NEWPORT BEACH—The California Coastal Commission approved an application to remove an existing 60-foot long wood bulkhead and seawall from a property in Newport Beach and replace it with a new concrete structure, Sept. 11.
The applicant, Argent LLC, will be allowed to move forward with its plans to replace the old bulkhead and seawall with a 60-foot long and 22-foot tall precast concrete panel seawall. The updated structure would be in the same alignment as the seawall Argent plans to remove. Six feet of the seawall would be visible above the dredge/mudline. The new seawall would be able to handle an elevation of +9.75 MLLW (Mean Lower Low Water).
“Due to its bay-front location, the project site may be exposed to the hazards of waves, storm conditions, sea level rise or other natural hazards,” Coastal Commission staff stated in a report to commissioners. “However, the project is consistent with previous Commission approvals in the area and conditions have been imposed in order to minimize potential adverse impacts from the development.
“The proposed development is located on private lands and State tidelands located within the Coastal Commission’s retained permit jurisdiction,” Coastal Commission staff continued.

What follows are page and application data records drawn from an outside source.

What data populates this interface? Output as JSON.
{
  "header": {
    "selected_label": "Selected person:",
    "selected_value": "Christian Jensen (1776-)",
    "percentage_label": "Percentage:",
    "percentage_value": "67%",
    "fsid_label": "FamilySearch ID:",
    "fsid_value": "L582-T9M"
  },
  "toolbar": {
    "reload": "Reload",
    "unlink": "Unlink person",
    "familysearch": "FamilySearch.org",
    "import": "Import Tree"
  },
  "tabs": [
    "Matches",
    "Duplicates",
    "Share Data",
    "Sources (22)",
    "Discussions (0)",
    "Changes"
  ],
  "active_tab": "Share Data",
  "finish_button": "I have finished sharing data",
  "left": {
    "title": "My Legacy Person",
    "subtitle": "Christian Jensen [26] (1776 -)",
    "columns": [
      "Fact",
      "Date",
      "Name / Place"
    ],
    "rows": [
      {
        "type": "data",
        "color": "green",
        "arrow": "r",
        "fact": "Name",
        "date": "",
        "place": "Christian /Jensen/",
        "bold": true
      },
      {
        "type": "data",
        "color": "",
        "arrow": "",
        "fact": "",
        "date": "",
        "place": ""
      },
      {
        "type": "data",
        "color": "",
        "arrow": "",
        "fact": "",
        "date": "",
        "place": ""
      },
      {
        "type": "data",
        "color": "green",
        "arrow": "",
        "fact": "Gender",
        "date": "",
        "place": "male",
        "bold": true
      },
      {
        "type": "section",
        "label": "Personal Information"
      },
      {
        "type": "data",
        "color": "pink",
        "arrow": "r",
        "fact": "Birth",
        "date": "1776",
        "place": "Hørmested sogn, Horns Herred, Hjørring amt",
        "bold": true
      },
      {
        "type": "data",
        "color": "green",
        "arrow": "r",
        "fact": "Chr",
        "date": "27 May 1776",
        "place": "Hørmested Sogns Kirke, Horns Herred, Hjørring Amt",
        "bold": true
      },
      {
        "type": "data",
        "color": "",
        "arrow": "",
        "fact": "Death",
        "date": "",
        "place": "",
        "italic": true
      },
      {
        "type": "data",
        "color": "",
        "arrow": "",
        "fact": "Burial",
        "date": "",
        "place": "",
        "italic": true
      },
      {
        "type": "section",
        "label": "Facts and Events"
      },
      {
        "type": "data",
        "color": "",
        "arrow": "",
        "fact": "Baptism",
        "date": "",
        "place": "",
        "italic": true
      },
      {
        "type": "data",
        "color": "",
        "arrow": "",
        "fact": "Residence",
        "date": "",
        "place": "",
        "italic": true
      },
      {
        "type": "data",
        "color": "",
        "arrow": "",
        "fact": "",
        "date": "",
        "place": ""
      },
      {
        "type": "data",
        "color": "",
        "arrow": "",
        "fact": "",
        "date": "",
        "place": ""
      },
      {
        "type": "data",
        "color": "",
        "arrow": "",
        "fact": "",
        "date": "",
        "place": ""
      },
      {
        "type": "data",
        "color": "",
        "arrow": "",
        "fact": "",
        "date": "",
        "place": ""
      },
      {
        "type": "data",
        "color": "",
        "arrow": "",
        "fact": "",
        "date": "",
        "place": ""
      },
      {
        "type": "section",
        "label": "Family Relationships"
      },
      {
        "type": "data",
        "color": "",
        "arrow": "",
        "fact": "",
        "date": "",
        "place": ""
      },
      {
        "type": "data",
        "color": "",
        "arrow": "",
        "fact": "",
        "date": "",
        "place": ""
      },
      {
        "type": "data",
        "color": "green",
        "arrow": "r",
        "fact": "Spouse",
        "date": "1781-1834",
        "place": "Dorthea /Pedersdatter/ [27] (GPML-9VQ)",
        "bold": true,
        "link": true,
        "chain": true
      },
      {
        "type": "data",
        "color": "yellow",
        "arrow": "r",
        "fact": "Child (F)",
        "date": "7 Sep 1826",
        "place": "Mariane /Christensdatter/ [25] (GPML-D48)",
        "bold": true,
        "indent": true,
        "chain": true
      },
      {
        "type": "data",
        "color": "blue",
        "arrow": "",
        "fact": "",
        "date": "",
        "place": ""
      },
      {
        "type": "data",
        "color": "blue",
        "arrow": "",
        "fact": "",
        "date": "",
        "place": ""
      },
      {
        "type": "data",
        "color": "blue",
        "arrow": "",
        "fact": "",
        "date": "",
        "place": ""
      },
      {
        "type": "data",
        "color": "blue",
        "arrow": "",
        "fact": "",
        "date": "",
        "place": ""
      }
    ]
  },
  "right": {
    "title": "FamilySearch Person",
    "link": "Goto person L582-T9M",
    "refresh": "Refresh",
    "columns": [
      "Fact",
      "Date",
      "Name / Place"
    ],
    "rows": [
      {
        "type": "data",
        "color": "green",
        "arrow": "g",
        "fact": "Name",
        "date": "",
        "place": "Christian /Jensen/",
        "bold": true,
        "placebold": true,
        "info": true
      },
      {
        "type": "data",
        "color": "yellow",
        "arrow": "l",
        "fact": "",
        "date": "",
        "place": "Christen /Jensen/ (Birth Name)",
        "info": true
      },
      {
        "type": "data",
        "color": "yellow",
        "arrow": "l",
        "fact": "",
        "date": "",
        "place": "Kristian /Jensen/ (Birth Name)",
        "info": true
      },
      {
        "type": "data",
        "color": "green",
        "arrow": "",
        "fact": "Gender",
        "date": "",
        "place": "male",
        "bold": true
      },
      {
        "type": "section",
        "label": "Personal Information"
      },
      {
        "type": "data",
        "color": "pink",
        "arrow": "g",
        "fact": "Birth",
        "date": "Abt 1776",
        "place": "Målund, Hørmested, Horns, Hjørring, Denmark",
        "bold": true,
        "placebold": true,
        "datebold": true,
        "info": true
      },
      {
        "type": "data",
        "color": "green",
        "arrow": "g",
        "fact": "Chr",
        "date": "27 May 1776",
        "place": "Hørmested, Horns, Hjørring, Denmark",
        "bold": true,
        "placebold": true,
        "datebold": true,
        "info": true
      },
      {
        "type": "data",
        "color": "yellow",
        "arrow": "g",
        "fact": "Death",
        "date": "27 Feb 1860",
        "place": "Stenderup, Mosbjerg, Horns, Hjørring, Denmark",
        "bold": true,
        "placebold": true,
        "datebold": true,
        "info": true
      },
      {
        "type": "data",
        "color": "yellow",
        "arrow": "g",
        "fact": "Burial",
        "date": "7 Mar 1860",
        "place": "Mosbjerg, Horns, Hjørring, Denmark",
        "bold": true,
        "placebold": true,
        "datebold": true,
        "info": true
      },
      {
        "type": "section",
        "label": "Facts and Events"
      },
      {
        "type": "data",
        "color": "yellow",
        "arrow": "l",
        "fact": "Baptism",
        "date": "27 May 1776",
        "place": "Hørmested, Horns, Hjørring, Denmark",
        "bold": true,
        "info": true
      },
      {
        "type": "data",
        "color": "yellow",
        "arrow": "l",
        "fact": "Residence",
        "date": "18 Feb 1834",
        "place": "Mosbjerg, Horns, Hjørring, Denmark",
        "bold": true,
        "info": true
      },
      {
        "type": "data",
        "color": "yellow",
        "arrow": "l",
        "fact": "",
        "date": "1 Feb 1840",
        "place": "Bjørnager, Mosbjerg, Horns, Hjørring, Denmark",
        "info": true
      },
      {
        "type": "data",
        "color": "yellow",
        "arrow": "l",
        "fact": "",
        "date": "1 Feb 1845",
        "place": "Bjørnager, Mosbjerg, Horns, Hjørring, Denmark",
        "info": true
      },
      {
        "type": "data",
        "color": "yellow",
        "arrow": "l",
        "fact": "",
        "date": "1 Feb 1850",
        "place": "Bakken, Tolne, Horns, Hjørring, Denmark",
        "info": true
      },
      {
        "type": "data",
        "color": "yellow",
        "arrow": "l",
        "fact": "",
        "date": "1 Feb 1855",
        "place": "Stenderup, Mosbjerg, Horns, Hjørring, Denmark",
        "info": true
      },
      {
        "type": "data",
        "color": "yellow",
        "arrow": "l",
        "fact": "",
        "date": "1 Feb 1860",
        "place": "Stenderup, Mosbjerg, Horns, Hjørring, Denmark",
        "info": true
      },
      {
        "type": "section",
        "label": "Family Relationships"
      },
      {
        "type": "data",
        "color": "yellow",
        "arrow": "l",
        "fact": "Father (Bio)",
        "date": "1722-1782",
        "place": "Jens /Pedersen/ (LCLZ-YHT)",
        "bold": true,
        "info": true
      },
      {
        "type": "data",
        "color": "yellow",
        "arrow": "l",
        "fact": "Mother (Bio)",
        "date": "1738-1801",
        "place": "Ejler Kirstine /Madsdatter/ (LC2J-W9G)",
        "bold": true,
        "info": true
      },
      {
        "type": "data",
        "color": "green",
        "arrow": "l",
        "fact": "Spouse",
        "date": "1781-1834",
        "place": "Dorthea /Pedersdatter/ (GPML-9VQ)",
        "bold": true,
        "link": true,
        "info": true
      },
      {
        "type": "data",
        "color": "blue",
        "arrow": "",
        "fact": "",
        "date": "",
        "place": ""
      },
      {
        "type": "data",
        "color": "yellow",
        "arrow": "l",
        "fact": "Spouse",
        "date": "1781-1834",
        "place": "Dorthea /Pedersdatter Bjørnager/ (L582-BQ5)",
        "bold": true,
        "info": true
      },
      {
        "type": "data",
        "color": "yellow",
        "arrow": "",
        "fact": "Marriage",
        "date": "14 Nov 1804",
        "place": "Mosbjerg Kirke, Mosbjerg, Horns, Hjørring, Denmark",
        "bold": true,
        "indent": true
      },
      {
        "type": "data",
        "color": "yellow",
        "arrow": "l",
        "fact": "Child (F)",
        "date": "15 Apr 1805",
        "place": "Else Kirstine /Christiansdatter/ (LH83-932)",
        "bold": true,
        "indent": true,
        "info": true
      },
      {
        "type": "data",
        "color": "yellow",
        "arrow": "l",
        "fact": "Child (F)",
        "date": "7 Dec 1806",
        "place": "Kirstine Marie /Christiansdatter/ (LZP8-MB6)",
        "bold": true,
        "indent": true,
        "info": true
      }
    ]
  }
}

Argus, as one of the conditions attached to the project approval, agreed it would not pursue future expansion of the existing shoreline protective device.
Sitting on the property is a single-unit residence.
“The project site is located in a residential area where the homes fronting Newport Bay are located on lots with bulkheads. Site conditions on the bayward side of the site include an existing wood bulkhead parallel to the bay and a return wall bulkhead along the side street (H Street); a pier and dock are located seaward of bulkhead facing the bay,” Coastal Commission staff stated in a report to commissioners.
“The applicant proposes to demolish the old wood seawall and construct a new 60-ft. long wood bulkhead/seawall and construct new 22-ft. tall (6-ft. of seawall visible above dredge/mudline) precast concrete panel seawall with concrete coping at elevation +9.75 MLLW in same alignment as existing seawall,” the Coastal Commission staff report continued.
Plans to replace the current seawall with a new protective barrier were already approved by Newport Beach’s Harbor Resources Department, according to Coastal Commission staff.
“A 42-inch tall glass panel guardrail is proposed atop the concrete coping,” Coastal Commission staff stated in a report to commissioners. “No tie-backs and deadmen or anchors are proposed for the new seawall as only 6-feet of the seawall be above the mudline the lateral loads on the wall will be minimal and thus will not require tie-backs or anchors on the land side of the seawall.”
Argus claims the current seawall is compromised and failing, according to Coastal Commission staff.
The Coastal Commission met in Newport Beach for its September meetings; the meetings were held Sept. 11-13 at Newport Beach City Hall.